SO: I think I don’t see the frontiers between Morocco and Algeria and every country, I just see the similarities and differences. When I was in the Atlas Mountains in Morocco, it was obvious to me that the Amazigh people there had something related to people the Uyghur people in China. They have some skills and some patterns that are so similar. In fact, I read that some of the Amazighs of Morocco are a mix between Asian and African, and it just made me more and more open to other cultures. It is the same in South America. When I was in Brazil, I saw similarities as well between their art and Amazigh art.
You talk about global DNA. What does this mean to you?
SO: It is related to my Islamic work. I am working on a kind of dictionary and doing research about the very famous artistic patterns in Islam and the DNA of the traditional Islamic pattern. I am studying this DNA in my own way. And then I want to build a new one, a kind of a shape dictionary. Based on Islamic patterns and the mathematical philosophy of Islamic patterns, I am working on new Islamic patterns.
You recently did a residency in New York City. How has that affected your practice?
SO: Once I arrived in New York, I was so far away from everything I knew. It made me take a few steps back and ask myself why am I always deconstructing patterns in the same way: I am always using abstraction. And I always have the same system. I never questioned it. I just did it as I wanted to, as I was guided to, but once I was in New York I questioned that. I questioned my system of working. I understood I was building a new way, and it could be more precise, as precise as the mathematics in the first Islamic pattern. I understood also that if I wanted to be very serious about what I was doing, I had to write a lot about what I am thinking about, being a Muslim, and what art means in Islam, and what I am facing. Because a lot of people in the United States asked me why I was working on Islamic patterns and said they were boring. In Middle Eastern countries, in the architecture, the patterns are everywhere—they use them infinitely. So for me it is not boring.
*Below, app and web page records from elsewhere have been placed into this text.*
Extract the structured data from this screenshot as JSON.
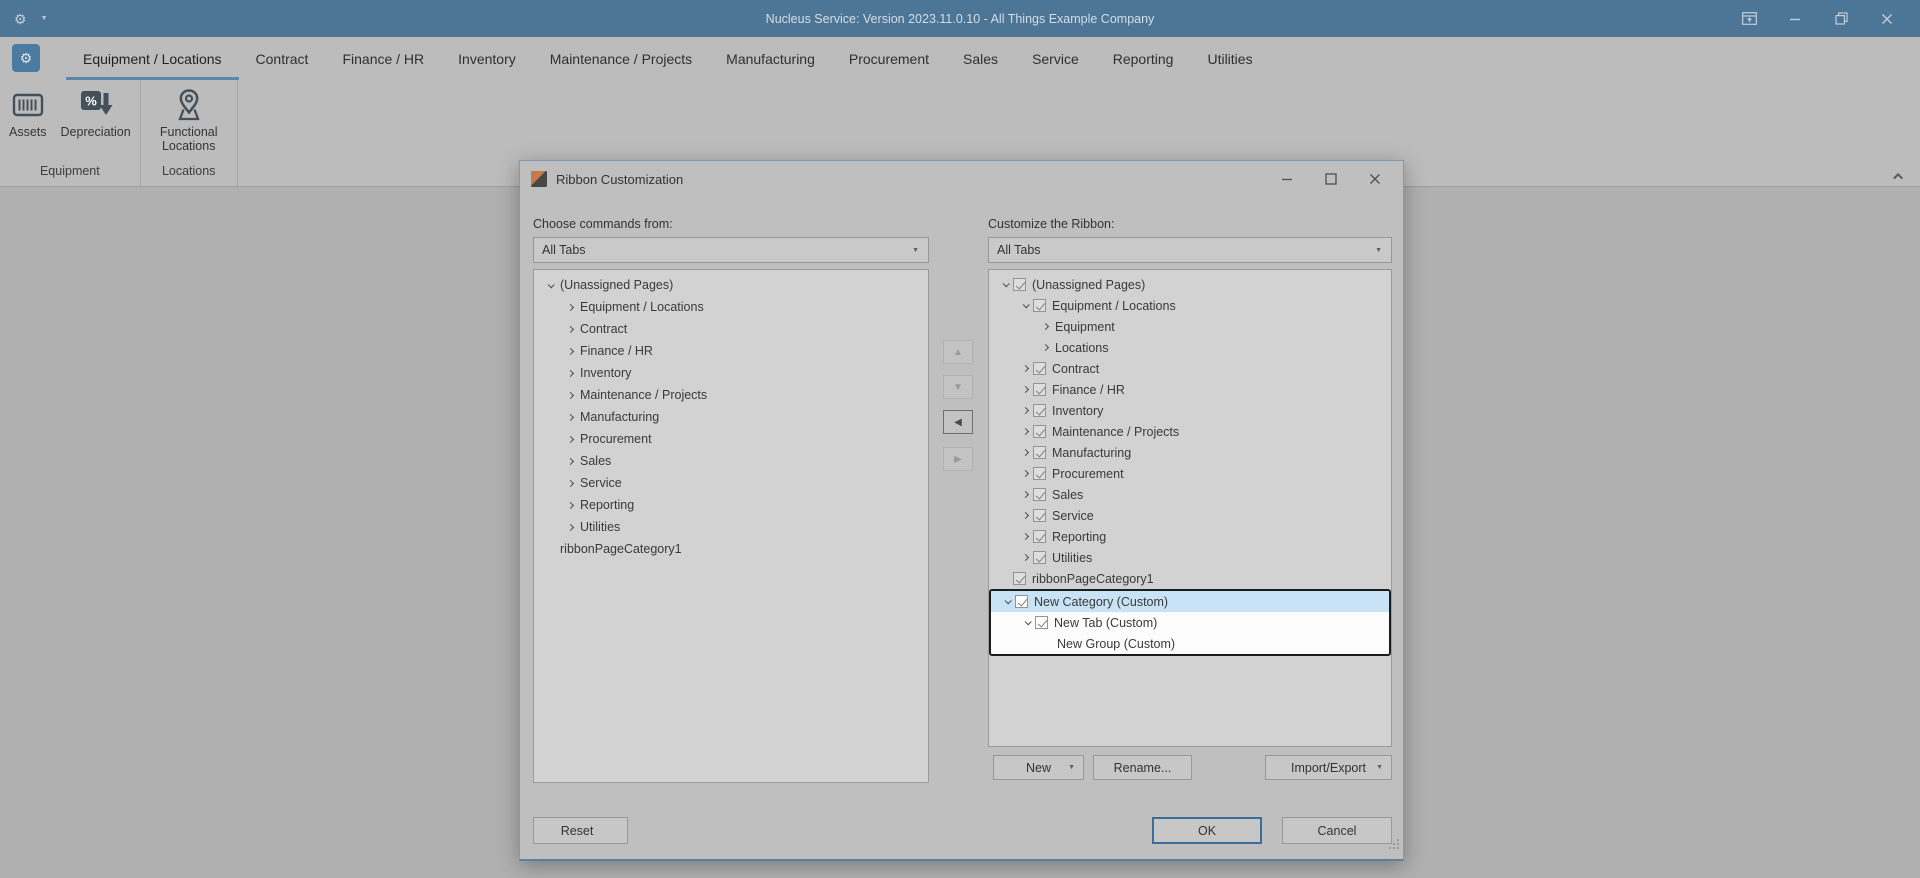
{
  "colors": {
    "titlebar": "#4d7596",
    "accent_underline": "#5b87aa",
    "selection": "#c8e2f6",
    "dialog_border": "#7b9cb5"
  },
  "titlebar": {
    "title": "Nucleus Service: Version 2023.11.0.10 - All Things Example Company",
    "qat_icon": "gear-icon",
    "qat_gear_glyph": "⚙",
    "window_controls": [
      "ribbon-display-options-icon",
      "minimize-icon",
      "restore-icon",
      "close-icon"
    ]
  },
  "ribbon": {
    "app_button_icon": "gear-icon",
    "app_button_glyph": "⚙",
    "tabs": [
      {
        "label": "Equipment / Locations",
        "active": true
      },
      {
        "label": "Contract",
        "active": false
      },
      {
        "label": "Finance / HR",
        "active": false
      },
      {
        "label": "Inventory",
        "active": false
      },
      {
        "label": "Maintenance / Projects",
        "active": false
      },
      {
        "label": "Manufacturing",
        "active": false
      },
      {
        "label": "Procurement",
        "active": false
      },
      {
        "label": "Sales",
        "active": false
      },
      {
        "label": "Service",
        "active": false
      },
      {
        "label": "Reporting",
        "active": false
      },
      {
        "label": "Utilities",
        "active": false
      }
    ],
    "groups": [
      {
        "label": "Equipment",
        "buttons": [
          {
            "label": "Assets",
            "icon": "barcode-icon"
          },
          {
            "label": "Depreciation",
            "icon": "percent-down-arrow-icon"
          }
        ]
      },
      {
        "label": "Locations",
        "buttons": [
          {
            "label": "Functional Locations",
            "icon": "map-pin-icon"
          }
        ]
      }
    ],
    "collapse_button_icon": "chevron-up-icon"
  },
  "dialog": {
    "title": "Ribbon Customization",
    "title_icon": "ribbon-customization-icon",
    "window_controls": [
      "minimize-icon",
      "maximize-icon",
      "close-icon"
    ],
    "left_panel": {
      "label": "Choose commands from:",
      "combo_value": "All Tabs",
      "tree": [
        {
          "text": "(Unassigned Pages)",
          "level": 0,
          "expander": "expanded"
        },
        {
          "text": "Equipment / Locations",
          "level": 1,
          "expander": "collapsed"
        },
        {
          "text": "Contract",
          "level": 1,
          "expander": "collapsed"
        },
        {
          "text": "Finance / HR",
          "level": 1,
          "expander": "collapsed"
        },
        {
          "text": "Inventory",
          "level": 1,
          "expander": "collapsed"
        },
        {
          "text": "Maintenance / Projects",
          "level": 1,
          "expander": "collapsed"
        },
        {
          "text": "Manufacturing",
          "level": 1,
          "expander": "collapsed"
        },
        {
          "text": "Procurement",
          "level": 1,
          "expander": "collapsed"
        },
        {
          "text": "Sales",
          "level": 1,
          "expander": "collapsed"
        },
        {
          "text": "Service",
          "level": 1,
          "expander": "collapsed"
        },
        {
          "text": "Reporting",
          "level": 1,
          "expander": "collapsed"
        },
        {
          "text": "Utilities",
          "level": 1,
          "expander": "collapsed"
        },
        {
          "text": "ribbonPageCategory1",
          "level": 0,
          "expander": "none"
        }
      ]
    },
    "transfer_buttons": [
      {
        "name": "move-up",
        "glyph": "▲",
        "enabled": false
      },
      {
        "name": "move-down",
        "glyph": "▼",
        "enabled": false
      },
      {
        "name": "move-left",
        "glyph": "◀",
        "enabled": true
      },
      {
        "name": "move-right",
        "glyph": "▶",
        "enabled": false
      }
    ],
    "right_panel": {
      "label": "Customize the Ribbon:",
      "combo_value": "All Tabs",
      "tree": [
        {
          "text": "(Unassigned Pages)",
          "level": 0,
          "expander": "expanded",
          "checkbox": "checked"
        },
        {
          "text": "Equipment / Locations",
          "level": 1,
          "expander": "expanded",
          "checkbox": "checked"
        },
        {
          "text": "Equipment",
          "level": 2,
          "expander": "collapsed"
        },
        {
          "text": "Locations",
          "level": 2,
          "expander": "collapsed"
        },
        {
          "text": "Contract",
          "level": 1,
          "expander": "collapsed",
          "checkbox": "checked"
        },
        {
          "text": "Finance / HR",
          "level": 1,
          "expander": "collapsed",
          "checkbox": "checked"
        },
        {
          "text": "Inventory",
          "level": 1,
          "expander": "collapsed",
          "checkbox": "checked"
        },
        {
          "text": "Maintenance / Projects",
          "level": 1,
          "expander": "collapsed",
          "checkbox": "checked"
        },
        {
          "text": "Manufacturing",
          "level": 1,
          "expander": "collapsed",
          "checkbox": "checked"
        },
        {
          "text": "Procurement",
          "level": 1,
          "expander": "collapsed",
          "checkbox": "checked"
        },
        {
          "text": "Sales",
          "level": 1,
          "expander": "collapsed",
          "checkbox": "checked"
        },
        {
          "text": "Service",
          "level": 1,
          "expander": "collapsed",
          "checkbox": "checked"
        },
        {
          "text": "Reporting",
          "level": 1,
          "expander": "collapsed",
          "checkbox": "checked"
        },
        {
          "text": "Utilities",
          "level": 1,
          "expander": "collapsed",
          "checkbox": "checked"
        },
        {
          "text": "ribbonPageCategory1",
          "level": 0,
          "expander": "none",
          "checkbox": "checked"
        },
        {
          "text": "New Category (Custom)",
          "level": 0,
          "expander": "expanded",
          "checkbox": "checked",
          "selected": true,
          "framed": true
        },
        {
          "text": "New Tab (Custom)",
          "level": 1,
          "expander": "expanded",
          "checkbox": "checked",
          "framed": true
        },
        {
          "text": "New Group (Custom)",
          "level": 2,
          "expander": "none",
          "framed": true
        }
      ],
      "buttons": [
        {
          "label": "New",
          "dropdown": true
        },
        {
          "label": "Rename...",
          "dropdown": false
        },
        {
          "label": "Import/Export",
          "dropdown": true
        }
      ]
    },
    "footer": {
      "reset_label": "Reset",
      "reset_dropdown": true,
      "ok_label": "OK",
      "cancel_label": "Cancel"
    }
  }
}
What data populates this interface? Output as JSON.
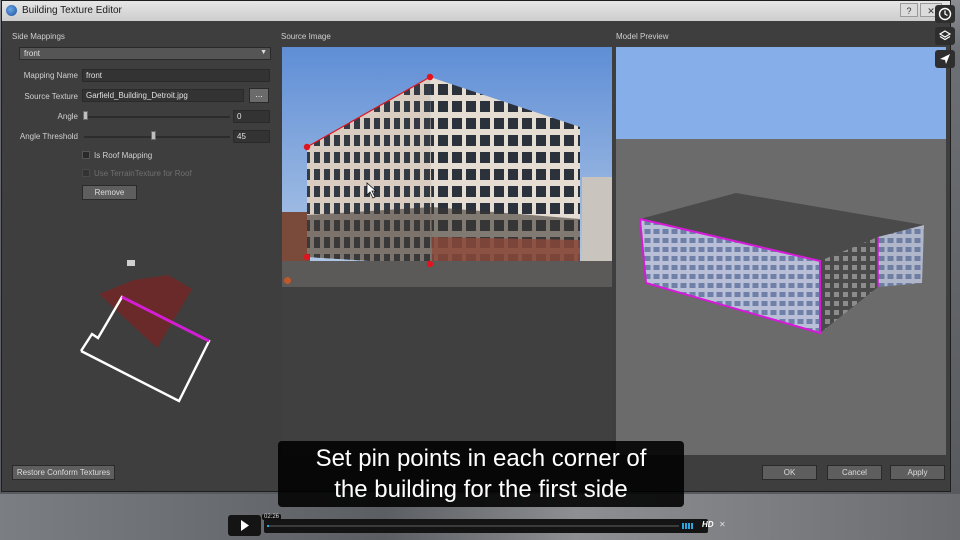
{
  "window": {
    "title": "Building Texture Editor",
    "help_glyph": "?",
    "close_glyph": "✕"
  },
  "side_mappings": {
    "header": "Side Mappings",
    "selected_side": "front",
    "mapping_name_label": "Mapping Name",
    "mapping_name_value": "front",
    "source_texture_label": "Source Texture",
    "source_texture_value": "Garfield_Building_Detroit.jpg",
    "browse_label": "...",
    "angle_label": "Angle",
    "angle_value": "0",
    "angle_threshold_label": "Angle Threshold",
    "angle_threshold_value": "45",
    "is_roof_mapping_label": "Is Roof Mapping",
    "use_terrain_label": "Use TerrainTexture for Roof",
    "remove_label": "Remove",
    "restore_label": "Restore Conform Textures"
  },
  "source_image": {
    "header": "Source Image"
  },
  "model_preview": {
    "header": "Model Preview"
  },
  "dialog_buttons": {
    "ok": "OK",
    "cancel": "Cancel",
    "apply": "Apply"
  },
  "caption": {
    "line1": "Set pin points in each corner of",
    "line2": "the building for the first side"
  },
  "player": {
    "timestamp": "02:26",
    "hd_label": "HD",
    "close_glyph": "✕"
  },
  "colors": {
    "pin": "#e0141e",
    "mapped_edge": "#d51ad8",
    "sky": "#86aee8",
    "preview_floor": "#6b6b6b"
  }
}
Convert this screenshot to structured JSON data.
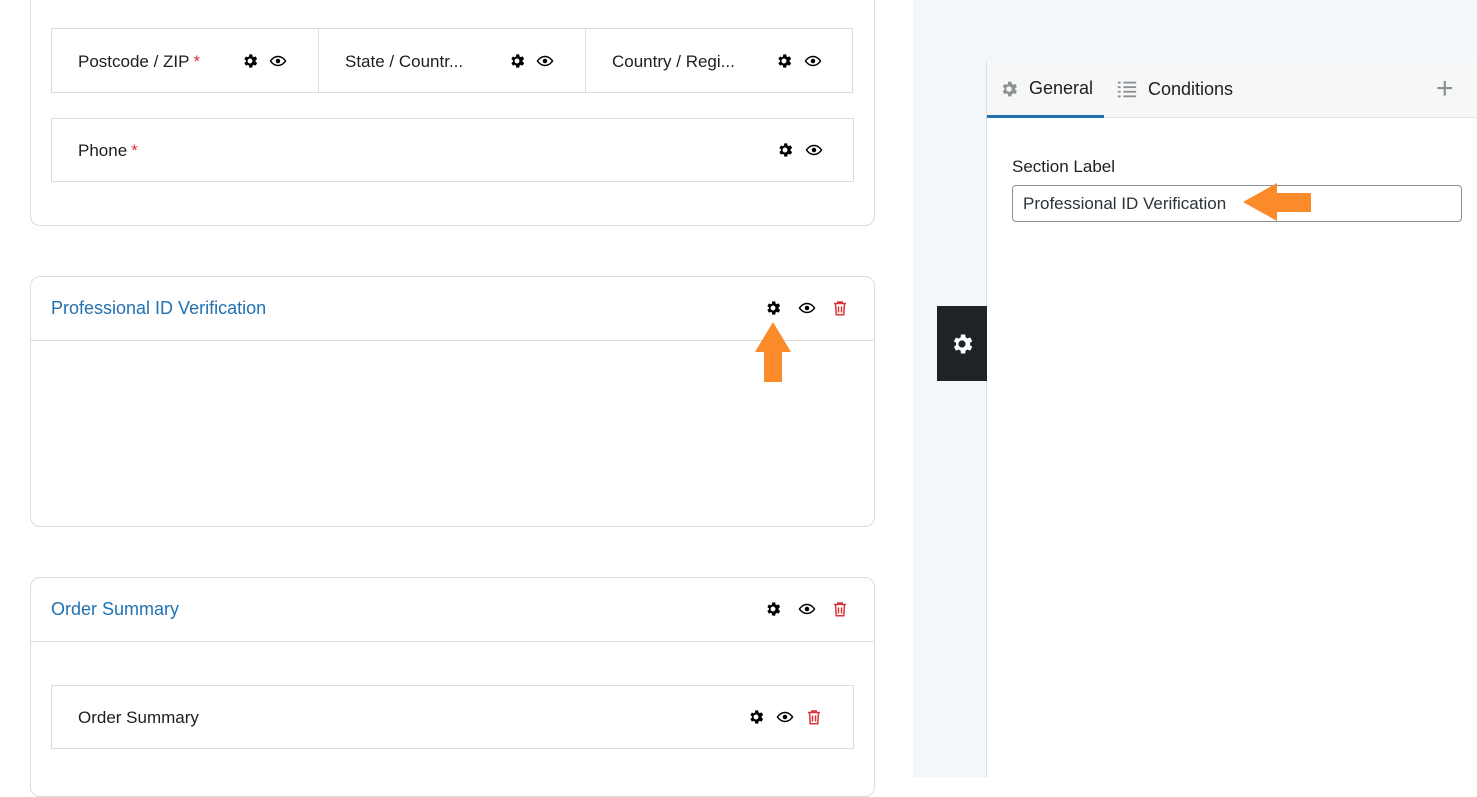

In Islam, the limit is infinite. In Islamic art, there is no limit. I want to know what happened to this notion. Conservative governments in Muslim countries have been building the mosques the same for a century or two. Why is that? Why did the embrace of the infinite stop? We are living with these conservative politics, but our real religion is infinite. The situation has to improve, and we have to make it improve. I want things to improve for the people I am working with.
That’s what I understood when I was in the United States. There was this conservative way of thinking I was facing, and the other side is globalization and the open markets.
You explore these frameworks in incredibly diverse ways and with different mediums, like clay, ceramic, textile, rubber, and glass. Do you respond particularly strongly to a certain approach?
SO: They are just all different ways. I like delicate materials the most, like ceramic and glass, anything that can break. But I can’t explain why. I really appreciate the techniques used with those materials, but I am also very open to other mediums. I feel people who meet me understand that for my work process matters most; I can use any kind of material. In future projects, I will use other materials and see what I can do with them in different contexts with different people.
You mentioned a tendency to abstract to minimalism. Do you think it is important to retain specific cultural and historical features?
SO: You can keep them or lose them – timing and audience matter most. The first time you work with new people, these codes usually have to be strong for them; if you go too far too early, you will lose them. So it is just a matter of time. Society has to be ready for the new codes. If I feel they are not ready, I am going to keep the traditional aspects strong. But once I feel they understand, we can go really far. And that’s what my time in New York taught me. If you see shapes in the dictionary for example and I don’t tell you where they have come from, you cannot just imagine it. So, at the beginning of my work, the piece has to be obvious to help people understand where I am going. Then, I can go deeper and move farther away from all the traditional codes.
It is a story, a demonstration; everything is linked.